For salad, I always use cucumber, capsicum, red onion and some coriander leaves, then add whatever else I have. Here, I used some lettuce and baby spinach as well. You could add carrot, some Thai basil leaves, and if you really want an authentic flavour, some thinly sliced lemongrass.

* Golden Mountain Sauce is available from Asian groceries, and there’s really nothing else like it. If you can’t get it, substitute soy sauce – not the same, but it’ll do.

Thai-style fish cakes

Easy, pretty quick and T.A.S.T.Y.

Serves 2 (or 1 if you’re hungry)

300g of firm white fish fillets
About a teaspoon of crushed garlic
Crushed or chopped chilli, to taste
2 tbs chopped coriander leaves
2 finely sliced spring onions
Zest of one lime
1 tsp lime juice
1 tsp fish sauce
1-2 tsp sweet chilli sauce
2 tsp peanut oil

Chop the fish roughly and process for a few seconds until it sticks together – you don’t want a really fine paste, or you’ll end up with rubbery fish cakes.
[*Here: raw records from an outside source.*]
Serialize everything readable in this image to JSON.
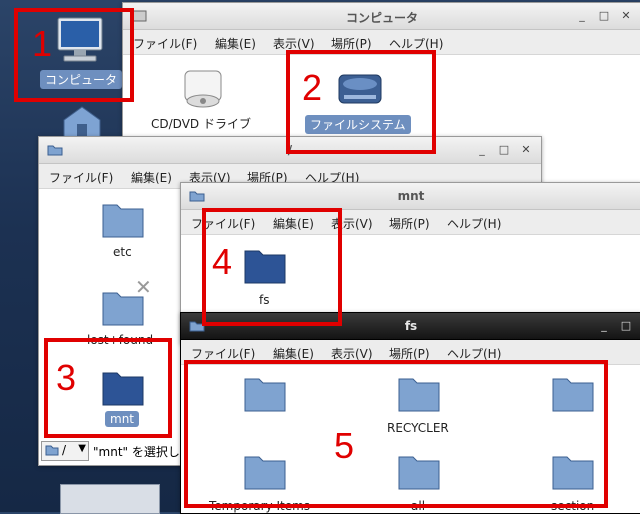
{
  "desktop": {
    "computer_label": "コンピュータ"
  },
  "menu": {
    "file": "ファイル(F)",
    "edit": "編集(E)",
    "view": "表示(V)",
    "places": "場所(P)",
    "help": "ヘルプ(H)"
  },
  "win_computer": {
    "title": "コンピュータ",
    "items": [
      "CD/DVD ドライブ",
      "ファイルシステム"
    ]
  },
  "win_root": {
    "title": "/",
    "items": [
      "etc",
      "lost+found",
      "mnt"
    ],
    "status_path": "/",
    "status_text": "\"mnt\" を選択し"
  },
  "win_mnt": {
    "title": "mnt",
    "items": [
      "fs"
    ]
  },
  "win_fs": {
    "title": "fs",
    "items": [
      "",
      "RECYCLER",
      "",
      "Temporary Items",
      "all",
      "section"
    ]
  },
  "annotations": [
    "1",
    "2",
    "3",
    "4",
    "5"
  ],
  "colors": {
    "annotation": "#e00000",
    "selection": "#6e8fbf"
  }
}
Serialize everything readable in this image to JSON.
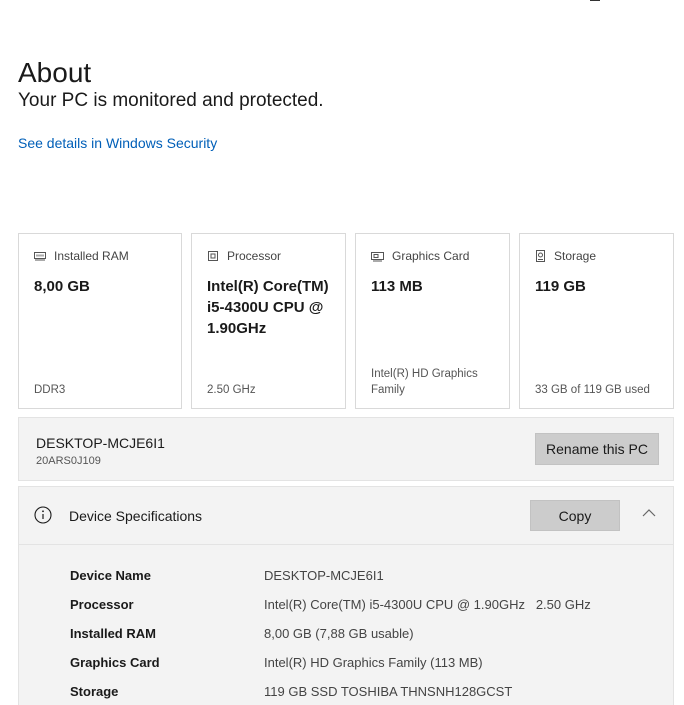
{
  "page": {
    "title": "About",
    "status": "Your PC is monitored and protected.",
    "security_link": "See details in Windows Security"
  },
  "cards": [
    {
      "label": "Installed RAM",
      "value": "8,00 GB",
      "footer": "DDR3",
      "icon": "ram-icon"
    },
    {
      "label": "Processor",
      "value": "Intel(R) Core(TM) i5-4300U CPU @ 1.90GHz",
      "footer": "2.50 GHz",
      "icon": "processor-icon"
    },
    {
      "label": "Graphics Card",
      "value": "113 MB",
      "footer": "Intel(R) HD Graphics Family",
      "icon": "graphics-card-icon"
    },
    {
      "label": "Storage",
      "value": "119 GB",
      "footer": "33 GB of 119 GB used",
      "icon": "storage-icon"
    }
  ],
  "pc": {
    "name": "DESKTOP-MCJE6I1",
    "model": "20ARS0J109",
    "rename_label": "Rename this PC"
  },
  "specs": {
    "title": "Device Specifications",
    "copy_label": "Copy",
    "rows": [
      {
        "label": "Device Name",
        "value": "DESKTOP-MCJE6I1"
      },
      {
        "label": "Processor",
        "value": "Intel(R) Core(TM) i5-4300U CPU @ 1.90GHz   2.50 GHz"
      },
      {
        "label": "Installed RAM",
        "value": "8,00 GB (7,88 GB usable)"
      },
      {
        "label": "Graphics Card",
        "value": "Intel(R) HD Graphics Family (113 MB)"
      },
      {
        "label": "Storage",
        "value": "119 GB SSD TOSHIBA THNSNH128GCST"
      }
    ]
  },
  "colors": {
    "link": "#005fb8",
    "panel_bg": "#f3f3f3",
    "button_bg": "#cccccc"
  }
}
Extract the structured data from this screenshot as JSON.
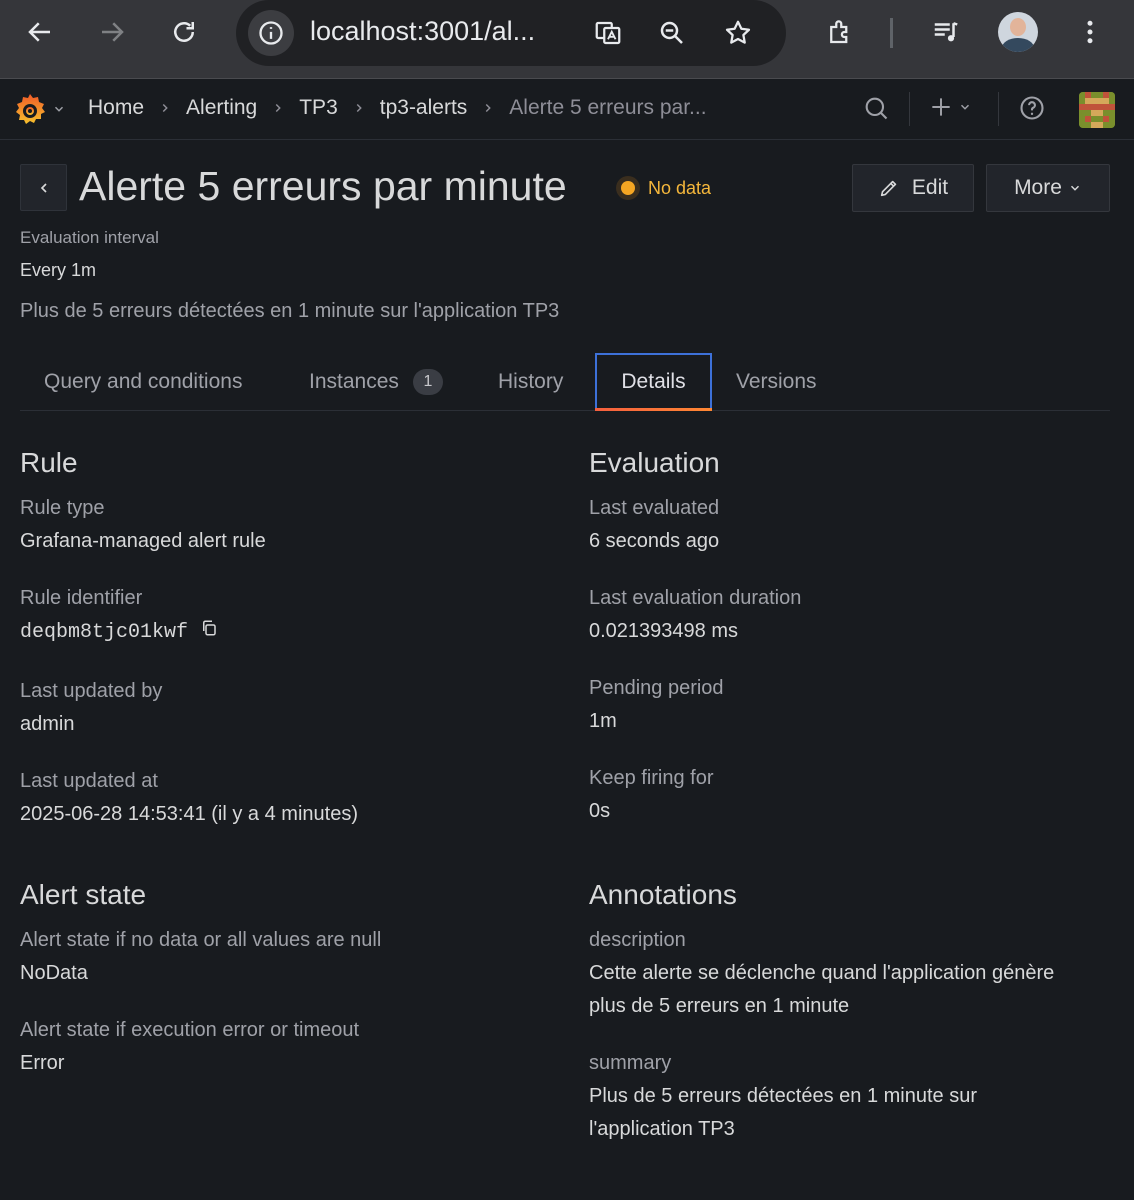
{
  "browser": {
    "url": "localhost:3001/al..."
  },
  "topbar": {
    "breadcrumbs": [
      "Home",
      "Alerting",
      "TP3",
      "tp3-alerts",
      "Alerte 5 erreurs par..."
    ]
  },
  "header": {
    "title": "Alerte 5 erreurs par minute",
    "state": "No data",
    "edit_label": "Edit",
    "more_label": "More",
    "eval_interval_label": "Evaluation interval",
    "eval_interval_value": "Every 1m",
    "description": "Plus de 5 erreurs détectées en 1 minute sur l'application TP3"
  },
  "tabs": [
    {
      "label": "Query and conditions"
    },
    {
      "label": "Instances",
      "count": "1"
    },
    {
      "label": "History"
    },
    {
      "label": "Details"
    },
    {
      "label": "Versions"
    }
  ],
  "rule": {
    "heading": "Rule",
    "type_label": "Rule type",
    "type_value": "Grafana-managed alert rule",
    "identifier_label": "Rule identifier",
    "identifier_value": "deqbm8tjc01kwf",
    "updated_by_label": "Last updated by",
    "updated_by_value": "admin",
    "updated_at_label": "Last updated at",
    "updated_at_value": "2025-06-28 14:53:41 (il y a 4 minutes)"
  },
  "evaluation": {
    "heading": "Evaluation",
    "last_evaluated_label": "Last evaluated",
    "last_evaluated_value": "6 seconds ago",
    "duration_label": "Last evaluation duration",
    "duration_value": "0.021393498 ms",
    "pending_label": "Pending period",
    "pending_value": "1m",
    "keep_firing_label": "Keep firing for",
    "keep_firing_value": "0s"
  },
  "alert_state": {
    "heading": "Alert state",
    "nodata_label": "Alert state if no data or all values are null",
    "nodata_value": "NoData",
    "error_label": "Alert state if execution error or timeout",
    "error_value": "Error"
  },
  "annotations": {
    "heading": "Annotations",
    "description_label": "description",
    "description_value": "Cette alerte se déclenche quand l'application génère plus de 5 erreurs en 1 minute",
    "summary_label": "summary",
    "summary_value": "Plus de 5 erreurs détectées en 1 minute sur l'application TP3"
  },
  "colors": {
    "state_accent": "#f5a623",
    "active_tab_border": "#3d71d9",
    "active_tab_underline": "#ff8833"
  }
}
Tip into a bowl, add remaining ingredients and mix well. With wet hands, shape into 4 balls and flatten into cakes.

Heat a non-stick pan and add oil. Fry fish cakes until browned on both sides and cooked through. try to turn them only once, as they tend to fall apart if you handle them too much.

Serve with steamed rice and stir-fried veggies or a salad. You could add extra sweet chilli sauce for dipping.